### [Problem details]
The whole listing is to be returned exactly.
=== Begin Enclosure ===
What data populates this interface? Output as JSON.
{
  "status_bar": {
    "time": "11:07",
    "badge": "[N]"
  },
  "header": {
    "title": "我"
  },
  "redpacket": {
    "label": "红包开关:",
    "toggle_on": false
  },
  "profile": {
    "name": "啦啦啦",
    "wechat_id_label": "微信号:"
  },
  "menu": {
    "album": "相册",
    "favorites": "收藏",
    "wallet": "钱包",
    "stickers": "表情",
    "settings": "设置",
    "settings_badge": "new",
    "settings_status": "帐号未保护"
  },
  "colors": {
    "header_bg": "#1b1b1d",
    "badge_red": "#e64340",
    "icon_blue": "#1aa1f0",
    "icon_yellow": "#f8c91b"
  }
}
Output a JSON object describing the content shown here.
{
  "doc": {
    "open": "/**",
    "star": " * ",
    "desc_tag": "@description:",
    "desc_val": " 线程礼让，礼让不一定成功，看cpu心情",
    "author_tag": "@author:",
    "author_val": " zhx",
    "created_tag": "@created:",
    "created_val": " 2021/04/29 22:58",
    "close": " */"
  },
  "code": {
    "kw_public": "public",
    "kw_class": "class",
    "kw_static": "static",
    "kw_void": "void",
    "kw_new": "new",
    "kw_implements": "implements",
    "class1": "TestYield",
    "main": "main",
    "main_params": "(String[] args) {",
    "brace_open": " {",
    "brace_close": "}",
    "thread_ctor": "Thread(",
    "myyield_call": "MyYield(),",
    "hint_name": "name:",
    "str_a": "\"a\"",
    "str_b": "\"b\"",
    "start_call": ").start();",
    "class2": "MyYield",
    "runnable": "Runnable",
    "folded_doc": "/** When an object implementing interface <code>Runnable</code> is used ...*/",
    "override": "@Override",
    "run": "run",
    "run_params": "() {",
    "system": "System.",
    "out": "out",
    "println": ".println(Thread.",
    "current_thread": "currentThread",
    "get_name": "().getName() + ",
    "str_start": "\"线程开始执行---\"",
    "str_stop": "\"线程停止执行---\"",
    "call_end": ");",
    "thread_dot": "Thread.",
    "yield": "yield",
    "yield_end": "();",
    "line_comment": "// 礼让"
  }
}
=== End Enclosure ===
### [Exercise response]
What data populates this interface? Output as JSON.
{
  "status_bar": {
    "time": "11:07",
    "badge": "[N]"
  },
  "header": {
    "title": "我"
  },
  "redpacket": {
    "label": "红包开关:",
    "toggle_on": false
  },
  "profile": {
    "name": "啦啦啦",
    "wechat_id_label": "微信号:"
  },
  "menu": {
    "album": "相册",
    "favorites": "收藏",
    "wallet": "钱包",
    "stickers": "表情",
    "settings": "设置",
    "settings_badge": "new",
    "settings_status": "帐号未保护"
  },
  "colors": {
    "header_bg": "#1b1b1d",
    "badge_red": "#e64340",
    "icon_blue": "#1aa1f0",
    "icon_yellow": "#f8c91b"
  }
}
Output a JSON object describing the content shown here.
{
  "doc": {
    "open": "/**",
    "star": " * ",
    "desc_tag": "@description:",
    "desc_val": " 线程礼让，礼让不一定成功，看cpu心情",
    "author_tag": "@author:",
    "author_val": " zhx",
    "created_tag": "@created:",
    "created_val": " 2021/04/29 22:58",
    "close": " */"
  },
  "code": {
    "kw_public": "public",
    "kw_class": "class",
    "kw_static": "static",
    "kw_void": "void",
    "kw_new": "new",
    "kw_implements": "implements",
    "class1": "TestYield",
    "main": "main",
    "main_params": "(String[] args) {",
    "brace_open": " {",
    "brace_close": "}",
    "thread_ctor": "Thread(",
    "myyield_call": "MyYield(),",
    "hint_name": "name:",
    "str_a": "\"a\"",
    "str_b": "\"b\"",
    "start_call": ").start();",
    "class2": "MyYield",
    "runnable": "Runnable",
    "folded_doc": "/** When an object implementing interface <code>Runnable</code> is used ...*/",
    "override": "@Override",
    "run": "run",
    "run_params": "() {",
    "system": "System.",
    "out": "out",
    "println": ".println(Thread.",
    "current_thread": "currentThread",
    "get_name": "().getName() + ",
    "str_start": "\"线程开始执行---\"",
    "str_stop": "\"线程停止执行---\"",
    "call_end": ");",
    "thread_dot": "Thread.",
    "yield": "yield",
    "yield_end": "();",
    "line_comment": "// 礼让"
  }
}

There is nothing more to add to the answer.